- EXERCISE INSTRUCTIONS
Where the word "image" occurs in a line of the listing below, copy that line.

- RECORDS FOR THIS TASK
============================================================

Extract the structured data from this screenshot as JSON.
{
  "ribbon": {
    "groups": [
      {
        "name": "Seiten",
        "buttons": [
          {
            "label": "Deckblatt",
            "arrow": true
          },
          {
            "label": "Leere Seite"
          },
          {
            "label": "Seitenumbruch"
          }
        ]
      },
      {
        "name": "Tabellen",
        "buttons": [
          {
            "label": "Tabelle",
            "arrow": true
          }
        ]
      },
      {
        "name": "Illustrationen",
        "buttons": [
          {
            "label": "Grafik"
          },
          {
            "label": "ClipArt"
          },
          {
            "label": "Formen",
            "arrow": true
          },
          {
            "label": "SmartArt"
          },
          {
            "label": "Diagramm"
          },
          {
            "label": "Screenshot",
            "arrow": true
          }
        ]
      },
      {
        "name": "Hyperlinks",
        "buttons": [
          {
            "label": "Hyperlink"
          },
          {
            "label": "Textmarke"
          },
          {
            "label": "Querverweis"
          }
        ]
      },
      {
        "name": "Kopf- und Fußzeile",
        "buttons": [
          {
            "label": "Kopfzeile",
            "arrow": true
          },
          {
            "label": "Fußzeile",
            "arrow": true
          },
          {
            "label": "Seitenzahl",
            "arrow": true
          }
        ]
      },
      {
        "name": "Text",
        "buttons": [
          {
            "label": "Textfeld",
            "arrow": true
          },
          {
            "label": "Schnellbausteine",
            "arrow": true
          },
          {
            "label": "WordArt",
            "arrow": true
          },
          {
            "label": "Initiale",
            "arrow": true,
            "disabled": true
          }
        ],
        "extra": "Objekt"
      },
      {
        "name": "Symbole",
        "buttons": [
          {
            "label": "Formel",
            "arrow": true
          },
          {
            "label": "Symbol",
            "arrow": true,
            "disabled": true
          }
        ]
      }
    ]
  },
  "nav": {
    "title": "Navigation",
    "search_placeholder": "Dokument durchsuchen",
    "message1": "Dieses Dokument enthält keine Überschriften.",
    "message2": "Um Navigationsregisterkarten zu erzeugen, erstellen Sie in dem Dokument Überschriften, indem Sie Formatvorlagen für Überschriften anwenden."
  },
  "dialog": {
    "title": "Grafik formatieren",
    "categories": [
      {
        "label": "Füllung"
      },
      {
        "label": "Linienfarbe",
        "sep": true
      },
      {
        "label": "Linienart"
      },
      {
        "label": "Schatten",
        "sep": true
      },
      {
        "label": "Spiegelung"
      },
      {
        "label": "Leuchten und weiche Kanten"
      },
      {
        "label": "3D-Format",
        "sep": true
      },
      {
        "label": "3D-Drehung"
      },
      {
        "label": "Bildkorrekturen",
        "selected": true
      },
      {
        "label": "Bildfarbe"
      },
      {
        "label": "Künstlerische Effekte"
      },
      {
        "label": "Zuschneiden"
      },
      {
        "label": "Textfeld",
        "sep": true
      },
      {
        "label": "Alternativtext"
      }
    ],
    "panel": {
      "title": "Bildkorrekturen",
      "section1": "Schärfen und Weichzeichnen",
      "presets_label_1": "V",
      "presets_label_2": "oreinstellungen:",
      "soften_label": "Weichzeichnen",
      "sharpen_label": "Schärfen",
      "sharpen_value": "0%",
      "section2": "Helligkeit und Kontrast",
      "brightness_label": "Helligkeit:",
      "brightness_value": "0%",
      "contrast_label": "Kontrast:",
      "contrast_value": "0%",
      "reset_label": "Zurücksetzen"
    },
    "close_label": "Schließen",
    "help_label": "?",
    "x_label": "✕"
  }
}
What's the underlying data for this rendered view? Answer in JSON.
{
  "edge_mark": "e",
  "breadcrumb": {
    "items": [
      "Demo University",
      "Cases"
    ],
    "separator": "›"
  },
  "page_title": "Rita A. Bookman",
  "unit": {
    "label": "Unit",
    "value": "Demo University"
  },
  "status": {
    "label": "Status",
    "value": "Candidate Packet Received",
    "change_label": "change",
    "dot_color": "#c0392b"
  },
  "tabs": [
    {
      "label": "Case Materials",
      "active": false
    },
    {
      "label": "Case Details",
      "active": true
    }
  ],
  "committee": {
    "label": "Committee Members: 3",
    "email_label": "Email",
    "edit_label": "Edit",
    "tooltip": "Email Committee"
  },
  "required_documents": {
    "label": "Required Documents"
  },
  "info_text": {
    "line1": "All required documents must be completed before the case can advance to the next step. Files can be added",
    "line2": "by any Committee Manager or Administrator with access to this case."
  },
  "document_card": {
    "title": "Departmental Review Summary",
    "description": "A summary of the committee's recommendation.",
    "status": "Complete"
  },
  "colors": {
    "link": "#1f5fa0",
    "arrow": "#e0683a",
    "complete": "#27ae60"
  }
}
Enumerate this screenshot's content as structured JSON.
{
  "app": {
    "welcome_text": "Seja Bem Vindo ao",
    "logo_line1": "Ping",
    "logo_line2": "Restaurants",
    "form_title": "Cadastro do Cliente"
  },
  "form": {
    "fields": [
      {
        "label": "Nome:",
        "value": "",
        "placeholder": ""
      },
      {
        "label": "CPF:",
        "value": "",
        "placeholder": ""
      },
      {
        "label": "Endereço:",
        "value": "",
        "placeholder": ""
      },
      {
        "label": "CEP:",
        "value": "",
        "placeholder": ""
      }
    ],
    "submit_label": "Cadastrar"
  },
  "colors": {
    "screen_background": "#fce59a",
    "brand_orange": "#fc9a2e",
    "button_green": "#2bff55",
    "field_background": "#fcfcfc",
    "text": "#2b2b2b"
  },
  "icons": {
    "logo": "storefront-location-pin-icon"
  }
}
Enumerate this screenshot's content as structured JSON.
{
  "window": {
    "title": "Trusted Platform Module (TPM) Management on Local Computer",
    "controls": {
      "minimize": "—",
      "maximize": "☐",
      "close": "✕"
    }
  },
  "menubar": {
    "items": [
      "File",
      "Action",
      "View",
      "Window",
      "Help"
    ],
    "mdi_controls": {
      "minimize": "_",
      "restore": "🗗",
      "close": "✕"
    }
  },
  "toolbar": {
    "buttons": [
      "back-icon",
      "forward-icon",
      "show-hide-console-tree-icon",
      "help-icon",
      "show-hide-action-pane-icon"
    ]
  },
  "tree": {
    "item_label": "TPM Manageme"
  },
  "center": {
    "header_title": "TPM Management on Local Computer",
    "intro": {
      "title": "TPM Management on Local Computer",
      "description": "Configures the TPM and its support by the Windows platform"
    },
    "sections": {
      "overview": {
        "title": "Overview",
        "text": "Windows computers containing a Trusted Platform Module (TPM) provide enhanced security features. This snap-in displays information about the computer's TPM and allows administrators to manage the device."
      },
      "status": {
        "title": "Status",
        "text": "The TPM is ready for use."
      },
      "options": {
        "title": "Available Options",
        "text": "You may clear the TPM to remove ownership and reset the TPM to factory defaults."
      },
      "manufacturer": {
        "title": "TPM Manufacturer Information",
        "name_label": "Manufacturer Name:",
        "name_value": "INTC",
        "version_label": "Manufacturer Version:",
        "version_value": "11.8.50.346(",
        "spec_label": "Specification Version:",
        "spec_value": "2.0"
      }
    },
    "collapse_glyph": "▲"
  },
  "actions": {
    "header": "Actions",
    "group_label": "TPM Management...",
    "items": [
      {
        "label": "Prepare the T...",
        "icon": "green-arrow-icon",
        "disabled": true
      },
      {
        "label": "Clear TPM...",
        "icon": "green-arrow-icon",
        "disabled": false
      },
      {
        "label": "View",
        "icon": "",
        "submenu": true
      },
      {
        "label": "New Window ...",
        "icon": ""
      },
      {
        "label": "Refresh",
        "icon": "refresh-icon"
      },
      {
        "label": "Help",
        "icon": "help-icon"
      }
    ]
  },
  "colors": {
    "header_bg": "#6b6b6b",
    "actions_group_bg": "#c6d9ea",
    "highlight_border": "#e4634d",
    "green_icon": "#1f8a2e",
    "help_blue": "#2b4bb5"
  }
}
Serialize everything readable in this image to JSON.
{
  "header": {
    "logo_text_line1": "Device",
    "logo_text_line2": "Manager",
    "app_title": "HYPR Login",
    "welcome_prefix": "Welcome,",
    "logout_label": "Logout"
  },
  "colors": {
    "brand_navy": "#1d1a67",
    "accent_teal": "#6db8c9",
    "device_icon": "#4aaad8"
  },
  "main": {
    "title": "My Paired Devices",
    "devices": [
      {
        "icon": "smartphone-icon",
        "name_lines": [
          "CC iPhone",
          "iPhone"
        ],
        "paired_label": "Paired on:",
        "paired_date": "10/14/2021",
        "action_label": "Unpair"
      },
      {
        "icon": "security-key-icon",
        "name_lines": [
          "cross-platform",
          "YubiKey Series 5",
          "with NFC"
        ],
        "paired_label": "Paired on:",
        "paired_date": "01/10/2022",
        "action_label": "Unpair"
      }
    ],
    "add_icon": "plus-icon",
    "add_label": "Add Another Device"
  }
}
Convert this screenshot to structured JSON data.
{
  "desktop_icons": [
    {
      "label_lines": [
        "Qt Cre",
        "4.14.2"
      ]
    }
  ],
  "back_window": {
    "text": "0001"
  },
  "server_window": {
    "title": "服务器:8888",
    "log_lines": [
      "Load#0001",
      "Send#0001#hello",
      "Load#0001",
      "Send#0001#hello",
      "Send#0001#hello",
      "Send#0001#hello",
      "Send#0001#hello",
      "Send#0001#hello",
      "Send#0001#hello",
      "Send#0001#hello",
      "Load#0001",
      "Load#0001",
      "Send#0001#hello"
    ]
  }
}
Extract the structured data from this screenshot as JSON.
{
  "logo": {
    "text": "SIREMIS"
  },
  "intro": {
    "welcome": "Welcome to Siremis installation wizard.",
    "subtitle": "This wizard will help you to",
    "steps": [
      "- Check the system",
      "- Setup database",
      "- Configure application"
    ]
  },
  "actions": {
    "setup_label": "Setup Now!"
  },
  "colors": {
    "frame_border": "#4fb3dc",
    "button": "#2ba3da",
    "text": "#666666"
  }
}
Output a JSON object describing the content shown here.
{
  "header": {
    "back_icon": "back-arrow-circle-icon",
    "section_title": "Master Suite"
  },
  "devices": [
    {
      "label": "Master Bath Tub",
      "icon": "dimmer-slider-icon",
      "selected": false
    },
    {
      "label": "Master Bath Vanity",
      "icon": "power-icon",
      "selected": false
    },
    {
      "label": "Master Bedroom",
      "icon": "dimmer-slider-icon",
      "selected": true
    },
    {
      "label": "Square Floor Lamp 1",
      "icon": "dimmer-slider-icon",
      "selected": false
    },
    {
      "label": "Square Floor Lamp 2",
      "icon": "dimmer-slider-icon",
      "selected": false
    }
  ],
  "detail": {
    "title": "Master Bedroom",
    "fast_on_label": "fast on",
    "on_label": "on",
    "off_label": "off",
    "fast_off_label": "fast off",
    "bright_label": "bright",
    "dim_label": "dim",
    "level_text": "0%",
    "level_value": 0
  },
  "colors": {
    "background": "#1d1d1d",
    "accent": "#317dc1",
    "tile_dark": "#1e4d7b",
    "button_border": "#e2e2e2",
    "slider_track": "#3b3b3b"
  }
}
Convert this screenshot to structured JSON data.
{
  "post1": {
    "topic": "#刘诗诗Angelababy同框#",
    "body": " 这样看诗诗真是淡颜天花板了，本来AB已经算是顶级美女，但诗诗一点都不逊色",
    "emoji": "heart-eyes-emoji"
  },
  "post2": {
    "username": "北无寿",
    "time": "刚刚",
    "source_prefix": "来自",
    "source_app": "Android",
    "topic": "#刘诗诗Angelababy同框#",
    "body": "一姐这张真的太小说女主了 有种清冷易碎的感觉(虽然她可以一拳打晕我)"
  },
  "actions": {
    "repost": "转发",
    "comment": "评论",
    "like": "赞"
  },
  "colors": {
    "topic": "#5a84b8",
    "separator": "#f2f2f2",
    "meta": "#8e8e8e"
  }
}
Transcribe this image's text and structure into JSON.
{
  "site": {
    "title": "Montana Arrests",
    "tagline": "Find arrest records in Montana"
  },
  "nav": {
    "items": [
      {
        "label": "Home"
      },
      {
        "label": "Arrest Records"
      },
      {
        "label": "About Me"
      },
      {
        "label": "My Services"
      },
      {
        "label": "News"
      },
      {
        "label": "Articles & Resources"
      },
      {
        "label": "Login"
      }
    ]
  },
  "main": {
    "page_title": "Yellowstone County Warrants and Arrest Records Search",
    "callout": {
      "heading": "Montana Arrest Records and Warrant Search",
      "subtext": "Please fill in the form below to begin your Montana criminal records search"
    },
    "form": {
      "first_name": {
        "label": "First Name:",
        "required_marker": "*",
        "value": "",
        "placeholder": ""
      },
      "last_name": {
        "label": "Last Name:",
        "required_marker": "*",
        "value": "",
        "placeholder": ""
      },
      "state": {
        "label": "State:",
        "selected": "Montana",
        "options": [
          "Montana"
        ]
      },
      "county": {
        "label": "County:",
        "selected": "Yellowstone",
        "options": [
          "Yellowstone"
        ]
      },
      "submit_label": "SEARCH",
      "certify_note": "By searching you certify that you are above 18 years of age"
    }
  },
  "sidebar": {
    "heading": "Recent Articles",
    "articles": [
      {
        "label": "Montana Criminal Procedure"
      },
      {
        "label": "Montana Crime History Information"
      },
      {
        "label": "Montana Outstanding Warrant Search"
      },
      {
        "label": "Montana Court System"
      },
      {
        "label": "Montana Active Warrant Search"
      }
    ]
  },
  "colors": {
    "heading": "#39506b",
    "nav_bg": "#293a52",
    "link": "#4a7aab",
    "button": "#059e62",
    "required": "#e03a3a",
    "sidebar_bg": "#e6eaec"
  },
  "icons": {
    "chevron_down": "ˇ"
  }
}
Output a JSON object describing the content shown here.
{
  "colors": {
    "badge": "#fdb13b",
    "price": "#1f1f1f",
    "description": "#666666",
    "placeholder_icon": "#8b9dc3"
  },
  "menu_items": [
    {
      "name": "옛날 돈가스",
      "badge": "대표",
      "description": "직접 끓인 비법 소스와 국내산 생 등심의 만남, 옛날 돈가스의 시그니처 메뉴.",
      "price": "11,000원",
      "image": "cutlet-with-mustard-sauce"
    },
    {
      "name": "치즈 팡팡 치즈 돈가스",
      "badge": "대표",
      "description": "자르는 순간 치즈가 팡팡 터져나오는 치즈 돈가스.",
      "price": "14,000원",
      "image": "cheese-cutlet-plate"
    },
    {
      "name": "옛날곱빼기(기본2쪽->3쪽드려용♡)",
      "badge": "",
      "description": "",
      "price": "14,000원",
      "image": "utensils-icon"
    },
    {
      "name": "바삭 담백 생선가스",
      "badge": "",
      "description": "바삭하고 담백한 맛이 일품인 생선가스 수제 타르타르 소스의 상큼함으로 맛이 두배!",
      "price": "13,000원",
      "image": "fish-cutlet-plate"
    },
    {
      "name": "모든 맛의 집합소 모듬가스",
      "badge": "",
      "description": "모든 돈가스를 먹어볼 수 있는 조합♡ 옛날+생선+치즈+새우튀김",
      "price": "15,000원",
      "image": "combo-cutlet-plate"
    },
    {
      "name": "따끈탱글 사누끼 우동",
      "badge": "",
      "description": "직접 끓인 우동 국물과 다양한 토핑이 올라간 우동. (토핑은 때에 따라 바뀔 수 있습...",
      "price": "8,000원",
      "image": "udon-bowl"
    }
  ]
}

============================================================

- ANSWER BELOW
Serialize everything readable in this image to JSON.
Transcribe this image's text and structure into JSON.
      "image": "cutlet-with-mustard-sauce"
      "image": "cheese-cutlet-plate"
      "image": "utensils-icon"
      "image": "fish-cutlet-plate"
      "image": "combo-cutlet-plate"
      "image": "udon-bowl"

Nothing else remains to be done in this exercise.